John Flett on “Missio Dei” and the Trinity
THIS IS A MUST-READ BOOK. Go buy it, and read it two or three times. Now. Get to it!
We should all be thankful to Flett for publishing this volume with Eerdmans, for it is accessibly priced. You therefore have no excuse for failing to buy (and, consequently, read) it. In any case, here is a juicy tidbit to wet your whistles.
John G. Flett, The Witness of God: The Trinity, Missio Dei, Karl Barth, and the Nature of Christian Community (Grand Rapids, MI: William B. Eerdmans Publishing Company, 2010): 9-10.
Both the decisive force and fatal flaw of missio Dei rests in its relationship to the doctrine of the Trinity. As propounded to date, the concept is deficiently Trinitarian, and the wide range of its contemporary problems is a direct result of this single lack.

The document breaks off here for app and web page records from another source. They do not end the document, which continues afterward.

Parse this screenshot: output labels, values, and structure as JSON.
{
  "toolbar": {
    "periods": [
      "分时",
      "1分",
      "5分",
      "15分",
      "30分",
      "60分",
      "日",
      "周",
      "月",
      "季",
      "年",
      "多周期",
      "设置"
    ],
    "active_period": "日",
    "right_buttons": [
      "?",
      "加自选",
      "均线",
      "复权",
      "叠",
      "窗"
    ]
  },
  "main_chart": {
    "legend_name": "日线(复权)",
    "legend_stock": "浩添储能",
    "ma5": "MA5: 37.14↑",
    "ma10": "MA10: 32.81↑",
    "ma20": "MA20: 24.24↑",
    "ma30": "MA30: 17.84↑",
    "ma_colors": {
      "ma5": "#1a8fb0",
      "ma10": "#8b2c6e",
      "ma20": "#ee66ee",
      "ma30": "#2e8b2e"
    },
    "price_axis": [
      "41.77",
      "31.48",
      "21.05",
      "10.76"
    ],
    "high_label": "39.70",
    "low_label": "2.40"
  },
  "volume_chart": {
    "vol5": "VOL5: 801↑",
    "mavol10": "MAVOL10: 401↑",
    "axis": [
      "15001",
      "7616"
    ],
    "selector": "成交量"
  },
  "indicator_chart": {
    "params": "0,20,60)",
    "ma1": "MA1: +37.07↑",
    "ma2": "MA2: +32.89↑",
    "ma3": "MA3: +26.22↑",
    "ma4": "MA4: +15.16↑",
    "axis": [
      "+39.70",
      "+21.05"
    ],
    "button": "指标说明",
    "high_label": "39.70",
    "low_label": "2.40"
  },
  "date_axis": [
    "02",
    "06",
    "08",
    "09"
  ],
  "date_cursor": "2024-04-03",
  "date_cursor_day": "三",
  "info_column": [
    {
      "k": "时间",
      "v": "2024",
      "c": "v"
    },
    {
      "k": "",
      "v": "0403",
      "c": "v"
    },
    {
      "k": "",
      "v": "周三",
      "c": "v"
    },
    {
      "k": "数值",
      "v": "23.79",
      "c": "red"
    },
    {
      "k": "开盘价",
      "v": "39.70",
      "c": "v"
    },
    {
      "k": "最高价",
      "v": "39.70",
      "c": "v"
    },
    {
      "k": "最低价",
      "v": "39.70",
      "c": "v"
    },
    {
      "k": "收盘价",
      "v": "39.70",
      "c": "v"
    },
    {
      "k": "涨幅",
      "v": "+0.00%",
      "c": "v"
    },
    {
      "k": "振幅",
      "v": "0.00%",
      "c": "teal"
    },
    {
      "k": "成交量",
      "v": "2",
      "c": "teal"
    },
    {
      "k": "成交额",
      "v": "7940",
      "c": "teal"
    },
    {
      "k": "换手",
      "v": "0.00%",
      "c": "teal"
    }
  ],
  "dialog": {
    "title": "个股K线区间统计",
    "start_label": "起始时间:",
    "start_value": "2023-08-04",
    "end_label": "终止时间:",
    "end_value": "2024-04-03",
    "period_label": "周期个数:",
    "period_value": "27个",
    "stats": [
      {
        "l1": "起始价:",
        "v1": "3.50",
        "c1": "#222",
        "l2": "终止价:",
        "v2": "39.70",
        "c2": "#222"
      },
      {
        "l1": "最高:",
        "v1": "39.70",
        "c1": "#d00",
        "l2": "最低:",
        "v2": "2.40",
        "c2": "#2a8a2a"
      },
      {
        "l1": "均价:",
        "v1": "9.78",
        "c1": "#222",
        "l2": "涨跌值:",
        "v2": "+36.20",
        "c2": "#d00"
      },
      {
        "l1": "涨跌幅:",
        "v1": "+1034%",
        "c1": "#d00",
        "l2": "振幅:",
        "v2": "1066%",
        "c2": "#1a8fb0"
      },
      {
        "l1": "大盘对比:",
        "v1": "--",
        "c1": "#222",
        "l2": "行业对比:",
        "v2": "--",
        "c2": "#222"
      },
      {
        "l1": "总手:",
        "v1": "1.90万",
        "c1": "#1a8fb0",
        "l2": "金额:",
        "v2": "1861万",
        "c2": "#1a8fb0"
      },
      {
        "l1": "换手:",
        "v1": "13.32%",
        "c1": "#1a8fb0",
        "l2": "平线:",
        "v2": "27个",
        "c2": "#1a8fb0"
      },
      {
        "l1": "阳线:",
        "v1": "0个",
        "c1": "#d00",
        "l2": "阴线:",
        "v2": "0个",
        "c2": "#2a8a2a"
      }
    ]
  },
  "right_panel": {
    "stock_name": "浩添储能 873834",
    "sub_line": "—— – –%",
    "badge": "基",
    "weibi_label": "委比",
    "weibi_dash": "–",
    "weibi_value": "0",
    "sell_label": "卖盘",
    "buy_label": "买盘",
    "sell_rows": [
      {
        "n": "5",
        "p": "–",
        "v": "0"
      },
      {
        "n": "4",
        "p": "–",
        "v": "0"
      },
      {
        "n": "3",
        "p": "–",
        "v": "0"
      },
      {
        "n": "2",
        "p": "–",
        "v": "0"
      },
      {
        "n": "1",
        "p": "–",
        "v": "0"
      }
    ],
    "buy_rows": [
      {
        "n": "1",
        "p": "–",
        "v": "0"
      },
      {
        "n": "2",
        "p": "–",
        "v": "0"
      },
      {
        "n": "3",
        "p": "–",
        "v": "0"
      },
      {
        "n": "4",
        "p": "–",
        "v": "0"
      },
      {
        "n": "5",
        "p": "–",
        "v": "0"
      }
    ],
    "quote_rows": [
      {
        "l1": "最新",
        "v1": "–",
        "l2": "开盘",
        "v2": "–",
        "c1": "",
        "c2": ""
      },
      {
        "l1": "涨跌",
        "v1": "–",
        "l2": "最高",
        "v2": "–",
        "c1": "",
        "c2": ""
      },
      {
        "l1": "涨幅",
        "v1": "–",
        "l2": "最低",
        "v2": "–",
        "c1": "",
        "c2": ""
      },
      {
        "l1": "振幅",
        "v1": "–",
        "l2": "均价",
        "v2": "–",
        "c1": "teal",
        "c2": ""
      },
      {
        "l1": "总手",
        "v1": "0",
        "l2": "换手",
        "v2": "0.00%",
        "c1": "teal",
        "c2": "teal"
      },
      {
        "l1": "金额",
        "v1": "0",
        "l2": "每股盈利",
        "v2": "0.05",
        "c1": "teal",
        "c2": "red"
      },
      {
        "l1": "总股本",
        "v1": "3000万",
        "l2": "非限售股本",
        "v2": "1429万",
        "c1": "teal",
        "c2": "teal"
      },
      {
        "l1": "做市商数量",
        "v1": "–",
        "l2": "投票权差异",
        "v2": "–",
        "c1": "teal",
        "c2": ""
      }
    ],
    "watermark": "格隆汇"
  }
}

Reference to the Trinity distanced mission from every particular human act, but, as now a divine attribute, uncertainty arose over the practical transition from divine being to the human missionary act. Missio Dei’s vacuity emerges at this precise point. Material formulations of God’s connection with the world was reduced to the language of “sending,” with the effect that his “sending” being included more the particular sendings of the Son and Spirit. Missio Dei provides a Trinitarian illusion behind which all manner of non-Trinitarian mediations operate with sanctioned impunity. The Trinitarian formula is pure preamble. This explains how a wide variety of seemingly incongruous positions can all lay claim to the name missio Dei.